▶ _PROBLEM DETAILS_: Print out the full listing, exactly.

▶ _PROVIDED DATA_:
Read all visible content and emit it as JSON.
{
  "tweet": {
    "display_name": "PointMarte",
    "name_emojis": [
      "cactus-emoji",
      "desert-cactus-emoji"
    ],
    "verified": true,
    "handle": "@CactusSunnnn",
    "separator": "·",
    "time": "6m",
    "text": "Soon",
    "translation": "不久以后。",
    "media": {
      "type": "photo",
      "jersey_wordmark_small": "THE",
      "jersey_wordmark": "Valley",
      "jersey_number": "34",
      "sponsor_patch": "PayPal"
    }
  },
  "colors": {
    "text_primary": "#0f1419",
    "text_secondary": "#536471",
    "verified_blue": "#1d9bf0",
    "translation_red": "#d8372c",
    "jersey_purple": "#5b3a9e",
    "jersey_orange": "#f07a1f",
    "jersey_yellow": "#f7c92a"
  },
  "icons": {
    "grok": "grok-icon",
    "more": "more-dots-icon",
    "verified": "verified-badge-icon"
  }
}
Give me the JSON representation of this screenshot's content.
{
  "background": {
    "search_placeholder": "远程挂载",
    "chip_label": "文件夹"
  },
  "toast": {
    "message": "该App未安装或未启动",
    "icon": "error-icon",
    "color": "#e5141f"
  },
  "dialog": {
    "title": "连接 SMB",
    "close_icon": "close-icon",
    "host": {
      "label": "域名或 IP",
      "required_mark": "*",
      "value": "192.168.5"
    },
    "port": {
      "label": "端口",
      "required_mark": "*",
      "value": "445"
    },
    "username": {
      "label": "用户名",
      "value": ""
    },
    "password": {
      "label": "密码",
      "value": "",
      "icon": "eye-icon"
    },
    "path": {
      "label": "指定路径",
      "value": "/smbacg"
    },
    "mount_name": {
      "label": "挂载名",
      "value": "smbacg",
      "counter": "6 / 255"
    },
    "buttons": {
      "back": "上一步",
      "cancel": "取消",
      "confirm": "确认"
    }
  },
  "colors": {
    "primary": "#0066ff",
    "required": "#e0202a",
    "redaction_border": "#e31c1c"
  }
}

▶ _ANSWER FOR THIS EXERCISE_:
Read all visible content and emit it as JSON.
{
  "tweet": {
    "display_name": "PointMarte",
    "name_emojis": [
      "cactus-emoji",
      "desert-cactus-emoji"
    ],
    "verified": true,
    "handle": "@CactusSunnnn",
    "separator": "·",
    "time": "6m",
    "text": "Soon",
    "translation": "不久以后。",
    "media": {
      "type": "photo",
      "jersey_wordmark_small": "THE",
      "jersey_wordmark": "Valley",
      "jersey_number": "34",
      "sponsor_patch": "PayPal"
    }
  },
  "colors": {
    "text_primary": "#0f1419",
    "text_secondary": "#536471",
    "verified_blue": "#1d9bf0",
    "translation_red": "#d8372c",
    "jersey_purple": "#5b3a9e",
    "jersey_orange": "#f07a1f",
    "jersey_yellow": "#f7c92a"
  },
  "icons": {
    "grok": "grok-icon",
    "more": "more-dots-icon",
    "verified": "verified-badge-icon"
  }
}
Give me the JSON representation of this screenshot's content.
{
  "background": {
    "search_placeholder": "远程挂载",
    "chip_label": "文件夹"
  },
  "toast": {
    "message": "该App未安装或未启动",
    "icon": "error-icon",
    "color": "#e5141f"
  },
  "dialog": {
    "title": "连接 SMB",
    "close_icon": "close-icon",
    "host": {
      "label": "域名或 IP",
      "required_mark": "*",
      "value": "192.168.5"
    },
    "port": {
      "label": "端口",
      "required_mark": "*",
      "value": "445"
    },
    "username": {
      "label": "用户名",
      "value": ""
    },
    "password": {
      "label": "密码",
      "value": "",
      "icon": "eye-icon"
    },
    "path": {
      "label": "指定路径",
      "value": "/smbacg"
    },
    "mount_name": {
      "label": "挂载名",
      "value": "smbacg",
      "counter": "6 / 255"
    },
    "buttons": {
      "back": "上一步",
      "cancel": "取消",
      "confirm": "确认"
    }
  },
  "colors": {
    "primary": "#0066ff",
    "required": "#e0202a",
    "redaction_border": "#e31c1c"
  }
}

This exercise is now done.